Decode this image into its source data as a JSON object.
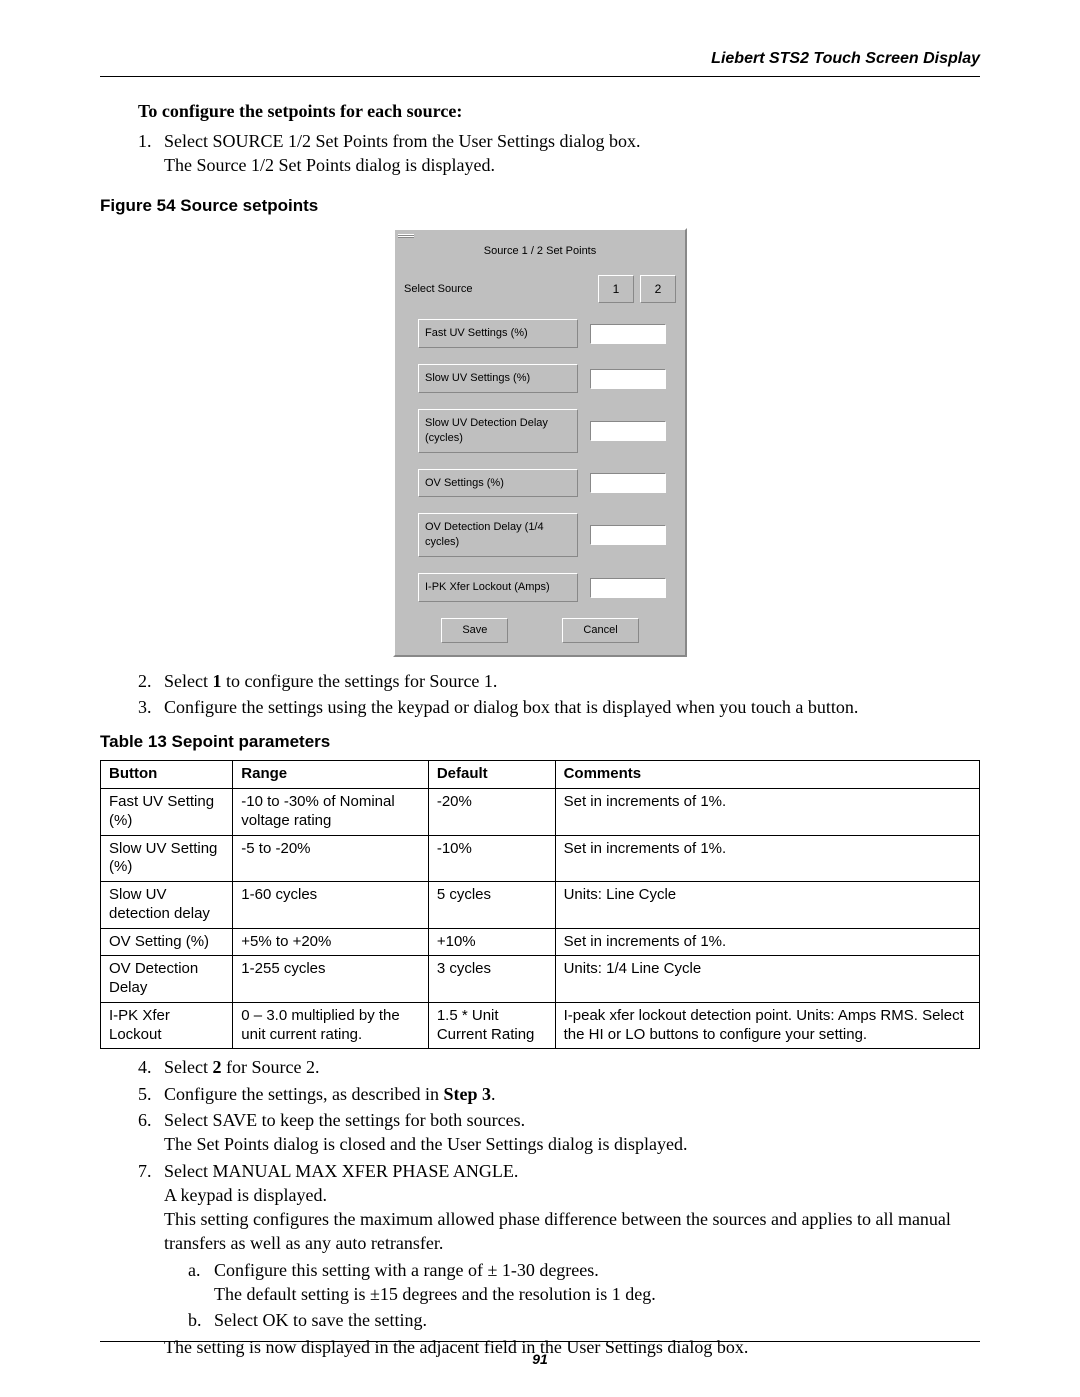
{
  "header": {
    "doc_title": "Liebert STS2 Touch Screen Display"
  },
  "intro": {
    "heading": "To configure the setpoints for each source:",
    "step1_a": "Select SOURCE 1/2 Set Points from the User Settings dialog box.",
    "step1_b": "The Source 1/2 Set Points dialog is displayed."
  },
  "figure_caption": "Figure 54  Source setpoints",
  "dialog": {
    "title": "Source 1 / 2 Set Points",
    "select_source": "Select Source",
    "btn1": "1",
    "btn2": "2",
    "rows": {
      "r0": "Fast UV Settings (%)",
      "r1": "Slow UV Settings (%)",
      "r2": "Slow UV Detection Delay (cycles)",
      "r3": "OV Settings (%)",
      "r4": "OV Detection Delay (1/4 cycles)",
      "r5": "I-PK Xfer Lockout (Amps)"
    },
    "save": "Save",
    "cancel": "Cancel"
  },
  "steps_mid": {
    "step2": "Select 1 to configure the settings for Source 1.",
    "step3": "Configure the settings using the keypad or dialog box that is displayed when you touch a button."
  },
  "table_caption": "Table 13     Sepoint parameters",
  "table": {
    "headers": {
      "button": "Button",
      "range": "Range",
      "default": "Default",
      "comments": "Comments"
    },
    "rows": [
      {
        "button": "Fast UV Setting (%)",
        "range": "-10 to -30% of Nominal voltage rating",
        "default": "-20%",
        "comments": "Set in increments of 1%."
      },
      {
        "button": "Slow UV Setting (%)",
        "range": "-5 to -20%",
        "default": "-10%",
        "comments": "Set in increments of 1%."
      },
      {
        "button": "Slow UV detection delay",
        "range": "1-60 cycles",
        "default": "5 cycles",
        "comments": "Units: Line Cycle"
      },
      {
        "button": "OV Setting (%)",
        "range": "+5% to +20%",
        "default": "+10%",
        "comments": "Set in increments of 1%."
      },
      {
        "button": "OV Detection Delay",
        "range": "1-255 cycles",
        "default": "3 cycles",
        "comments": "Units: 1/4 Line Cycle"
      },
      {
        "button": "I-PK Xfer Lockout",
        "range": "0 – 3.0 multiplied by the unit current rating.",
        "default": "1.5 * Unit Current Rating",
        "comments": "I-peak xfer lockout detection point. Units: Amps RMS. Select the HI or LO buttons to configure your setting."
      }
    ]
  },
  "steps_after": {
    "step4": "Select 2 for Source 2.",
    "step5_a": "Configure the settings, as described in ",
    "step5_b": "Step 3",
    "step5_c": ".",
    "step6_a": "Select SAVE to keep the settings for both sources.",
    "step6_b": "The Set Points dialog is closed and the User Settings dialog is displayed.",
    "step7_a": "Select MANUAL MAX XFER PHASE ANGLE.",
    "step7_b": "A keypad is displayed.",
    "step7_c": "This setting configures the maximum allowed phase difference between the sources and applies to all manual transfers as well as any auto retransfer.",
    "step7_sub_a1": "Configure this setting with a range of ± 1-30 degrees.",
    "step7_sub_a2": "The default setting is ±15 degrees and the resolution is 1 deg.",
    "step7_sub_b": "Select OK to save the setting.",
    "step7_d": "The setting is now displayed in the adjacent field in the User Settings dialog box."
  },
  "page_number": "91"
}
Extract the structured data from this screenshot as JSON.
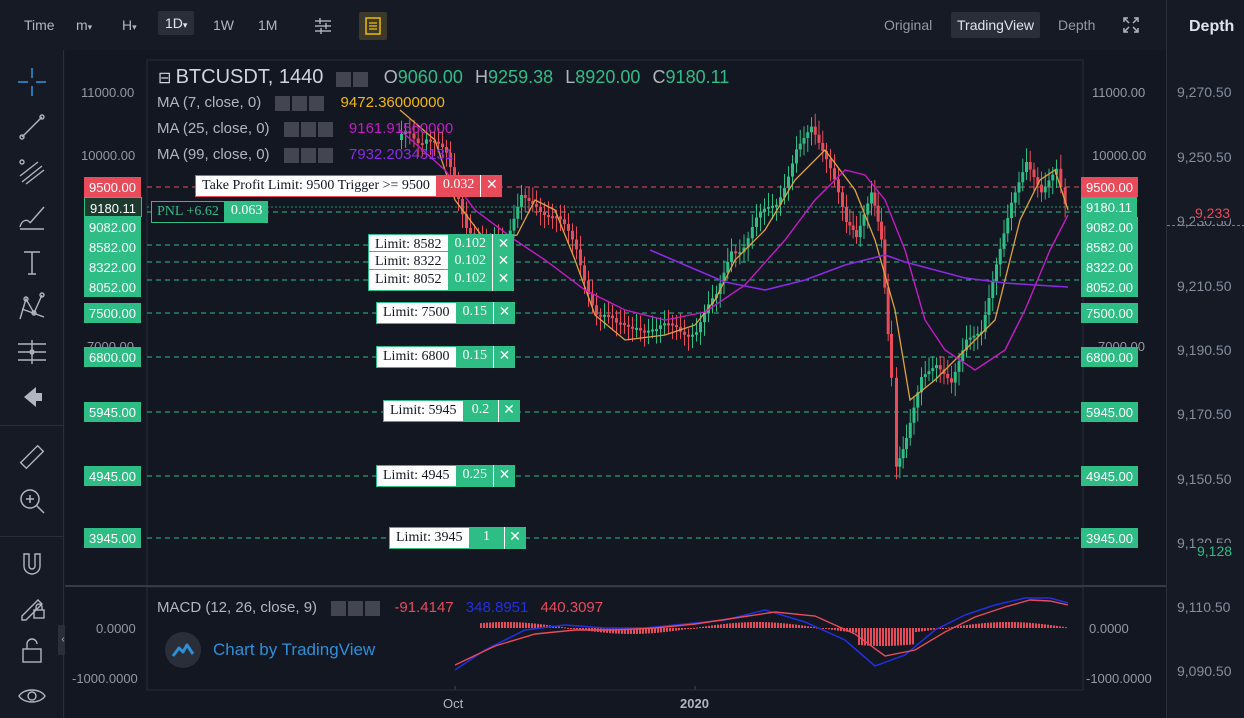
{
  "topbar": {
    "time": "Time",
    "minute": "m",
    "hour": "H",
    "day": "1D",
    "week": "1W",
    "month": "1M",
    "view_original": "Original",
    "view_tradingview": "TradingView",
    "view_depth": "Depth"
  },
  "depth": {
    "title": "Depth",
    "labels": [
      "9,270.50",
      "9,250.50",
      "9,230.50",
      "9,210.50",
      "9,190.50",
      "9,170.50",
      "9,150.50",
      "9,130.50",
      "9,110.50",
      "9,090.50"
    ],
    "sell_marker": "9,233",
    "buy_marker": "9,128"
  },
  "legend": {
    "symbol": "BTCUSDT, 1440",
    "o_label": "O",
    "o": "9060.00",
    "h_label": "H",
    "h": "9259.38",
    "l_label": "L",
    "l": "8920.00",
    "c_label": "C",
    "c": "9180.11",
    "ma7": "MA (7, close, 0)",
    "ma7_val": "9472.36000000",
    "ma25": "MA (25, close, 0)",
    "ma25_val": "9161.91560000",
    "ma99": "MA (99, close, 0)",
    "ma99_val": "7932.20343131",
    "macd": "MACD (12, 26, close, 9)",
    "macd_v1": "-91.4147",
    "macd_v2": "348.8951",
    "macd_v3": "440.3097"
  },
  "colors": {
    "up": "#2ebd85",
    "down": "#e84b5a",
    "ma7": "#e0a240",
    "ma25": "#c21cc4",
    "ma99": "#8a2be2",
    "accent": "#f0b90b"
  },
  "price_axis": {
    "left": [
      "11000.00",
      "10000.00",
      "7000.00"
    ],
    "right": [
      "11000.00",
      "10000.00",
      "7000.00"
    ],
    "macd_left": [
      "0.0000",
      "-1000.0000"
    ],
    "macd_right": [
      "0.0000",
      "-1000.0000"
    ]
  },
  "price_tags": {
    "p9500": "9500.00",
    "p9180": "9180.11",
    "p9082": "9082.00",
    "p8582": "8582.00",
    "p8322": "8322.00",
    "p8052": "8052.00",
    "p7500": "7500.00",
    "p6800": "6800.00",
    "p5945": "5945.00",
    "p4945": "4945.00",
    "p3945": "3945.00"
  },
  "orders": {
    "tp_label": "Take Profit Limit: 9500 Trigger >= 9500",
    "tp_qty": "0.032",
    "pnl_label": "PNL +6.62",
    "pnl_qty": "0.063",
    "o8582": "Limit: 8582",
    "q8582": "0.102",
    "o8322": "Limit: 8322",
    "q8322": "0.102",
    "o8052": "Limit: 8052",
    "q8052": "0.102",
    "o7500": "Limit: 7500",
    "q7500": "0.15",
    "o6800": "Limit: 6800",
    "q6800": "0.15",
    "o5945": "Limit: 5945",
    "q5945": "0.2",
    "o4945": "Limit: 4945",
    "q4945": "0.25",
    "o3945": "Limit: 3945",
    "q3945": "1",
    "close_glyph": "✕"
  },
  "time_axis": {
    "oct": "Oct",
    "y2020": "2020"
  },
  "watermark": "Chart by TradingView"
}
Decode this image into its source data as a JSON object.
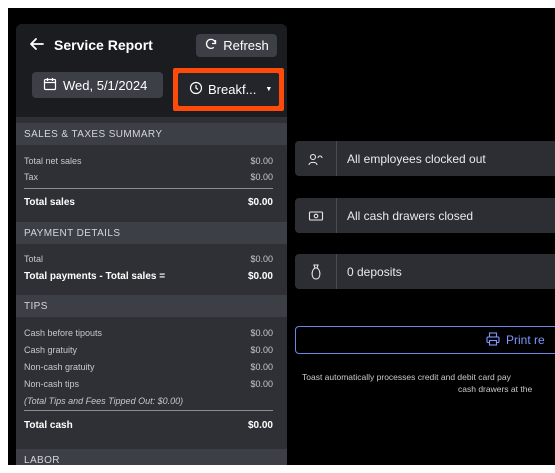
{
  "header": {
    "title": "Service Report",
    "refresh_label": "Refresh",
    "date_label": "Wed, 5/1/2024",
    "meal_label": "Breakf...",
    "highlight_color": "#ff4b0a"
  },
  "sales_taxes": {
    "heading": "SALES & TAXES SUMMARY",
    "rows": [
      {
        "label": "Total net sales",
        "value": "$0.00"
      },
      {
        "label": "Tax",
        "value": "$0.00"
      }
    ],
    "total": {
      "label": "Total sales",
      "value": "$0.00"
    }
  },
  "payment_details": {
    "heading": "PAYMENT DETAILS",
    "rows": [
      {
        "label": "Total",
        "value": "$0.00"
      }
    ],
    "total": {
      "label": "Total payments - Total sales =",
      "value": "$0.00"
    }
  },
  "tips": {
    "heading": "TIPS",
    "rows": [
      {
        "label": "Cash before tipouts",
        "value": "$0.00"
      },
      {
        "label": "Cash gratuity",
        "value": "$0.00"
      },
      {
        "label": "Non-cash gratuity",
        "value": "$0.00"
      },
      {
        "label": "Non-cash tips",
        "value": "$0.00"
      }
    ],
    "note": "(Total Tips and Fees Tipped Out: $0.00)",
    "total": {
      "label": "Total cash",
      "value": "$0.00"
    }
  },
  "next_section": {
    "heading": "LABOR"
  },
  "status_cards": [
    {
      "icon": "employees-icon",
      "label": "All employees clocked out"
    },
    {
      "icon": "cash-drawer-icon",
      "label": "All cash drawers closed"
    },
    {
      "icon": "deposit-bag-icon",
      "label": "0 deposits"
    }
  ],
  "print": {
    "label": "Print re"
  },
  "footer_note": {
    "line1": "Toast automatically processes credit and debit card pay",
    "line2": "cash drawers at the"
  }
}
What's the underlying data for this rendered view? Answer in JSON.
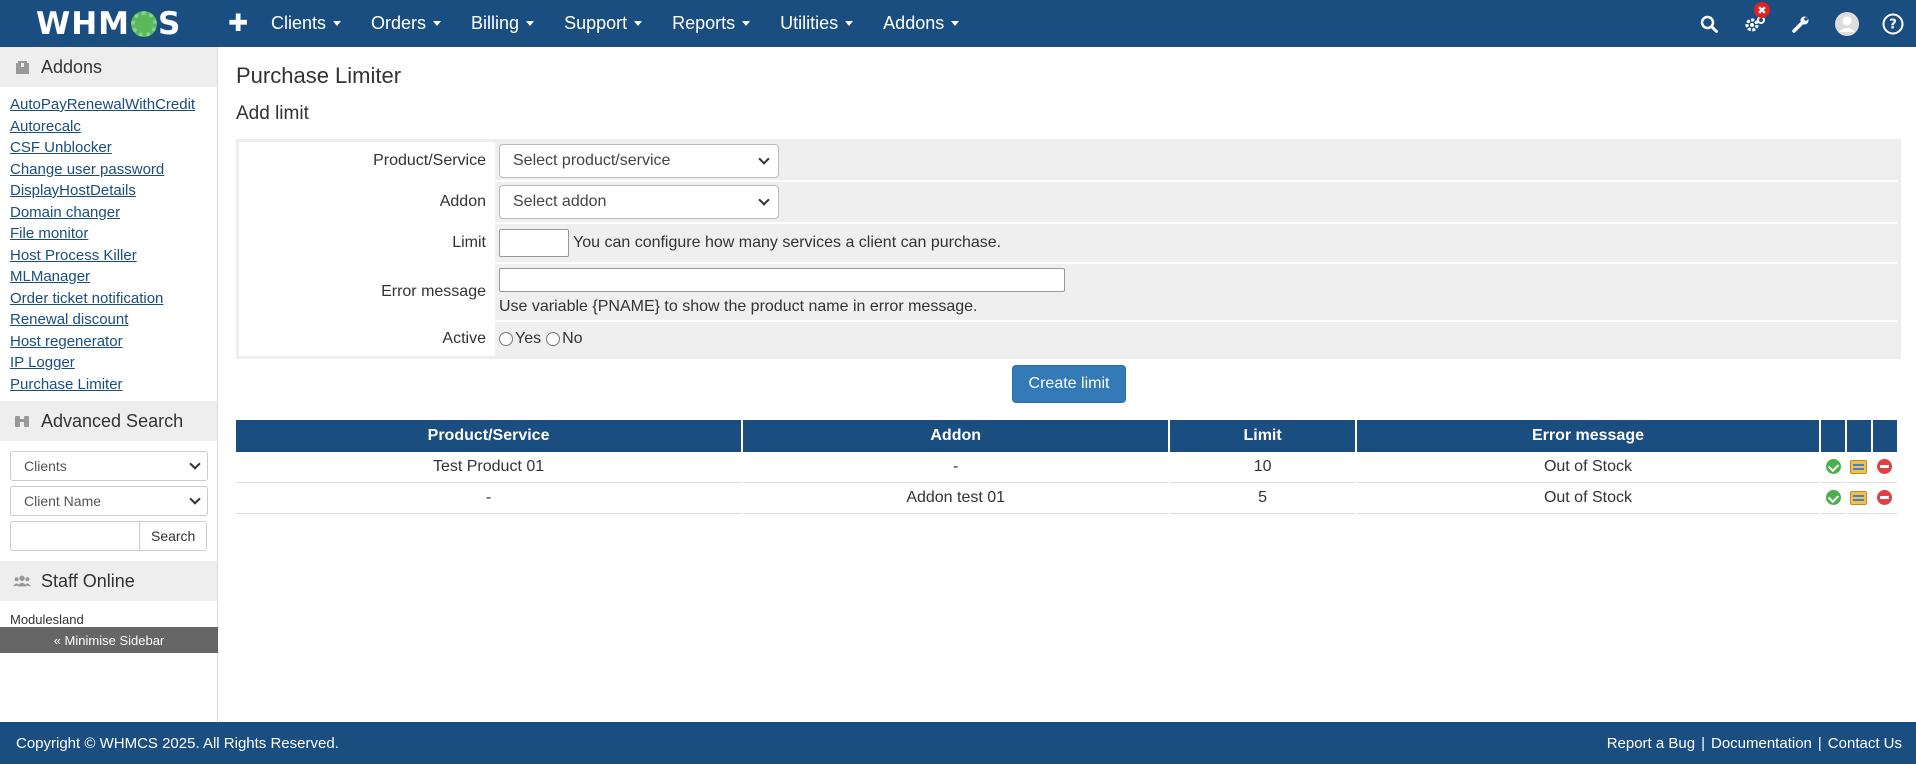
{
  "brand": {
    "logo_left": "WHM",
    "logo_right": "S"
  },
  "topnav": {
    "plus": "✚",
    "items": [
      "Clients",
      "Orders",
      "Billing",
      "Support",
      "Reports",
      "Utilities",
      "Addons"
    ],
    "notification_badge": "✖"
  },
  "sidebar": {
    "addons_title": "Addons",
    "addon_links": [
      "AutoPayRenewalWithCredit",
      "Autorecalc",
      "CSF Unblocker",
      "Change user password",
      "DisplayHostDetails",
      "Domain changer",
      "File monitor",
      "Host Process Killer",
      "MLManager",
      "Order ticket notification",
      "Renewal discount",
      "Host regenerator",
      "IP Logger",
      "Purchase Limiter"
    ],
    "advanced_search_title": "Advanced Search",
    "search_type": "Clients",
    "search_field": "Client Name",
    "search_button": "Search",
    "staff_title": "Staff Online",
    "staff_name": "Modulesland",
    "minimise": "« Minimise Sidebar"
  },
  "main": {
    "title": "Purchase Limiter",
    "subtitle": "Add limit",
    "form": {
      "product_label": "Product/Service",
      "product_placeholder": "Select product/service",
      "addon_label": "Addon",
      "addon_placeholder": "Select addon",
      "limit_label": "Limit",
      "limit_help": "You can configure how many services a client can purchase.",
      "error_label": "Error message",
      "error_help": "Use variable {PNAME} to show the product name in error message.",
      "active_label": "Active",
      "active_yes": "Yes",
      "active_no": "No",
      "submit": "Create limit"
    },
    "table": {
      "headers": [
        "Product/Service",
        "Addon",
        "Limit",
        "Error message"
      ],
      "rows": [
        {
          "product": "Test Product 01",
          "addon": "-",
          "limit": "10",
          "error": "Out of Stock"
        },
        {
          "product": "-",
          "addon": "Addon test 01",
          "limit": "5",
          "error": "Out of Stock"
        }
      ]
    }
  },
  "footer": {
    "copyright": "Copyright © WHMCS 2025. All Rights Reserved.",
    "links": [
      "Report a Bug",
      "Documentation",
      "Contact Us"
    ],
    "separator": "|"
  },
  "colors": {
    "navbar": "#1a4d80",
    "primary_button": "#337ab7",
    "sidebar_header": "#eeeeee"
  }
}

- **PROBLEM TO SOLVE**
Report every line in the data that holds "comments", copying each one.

- **EXPECTED OUTPUT**
      "comments": "Comments"
        "comments": "Set in increments of 1%."
        "comments": "Set in increments of 1%."
        "comments": "Units: Line Cycle"
        "comments": "Set in increments of 1%."
        "comments": "Units: 1/4 Line Cycle"
        "comments": "I-peak xfer lockout detection point. Units: Amps RMS. Select the HI or LO buttons to configure your setting."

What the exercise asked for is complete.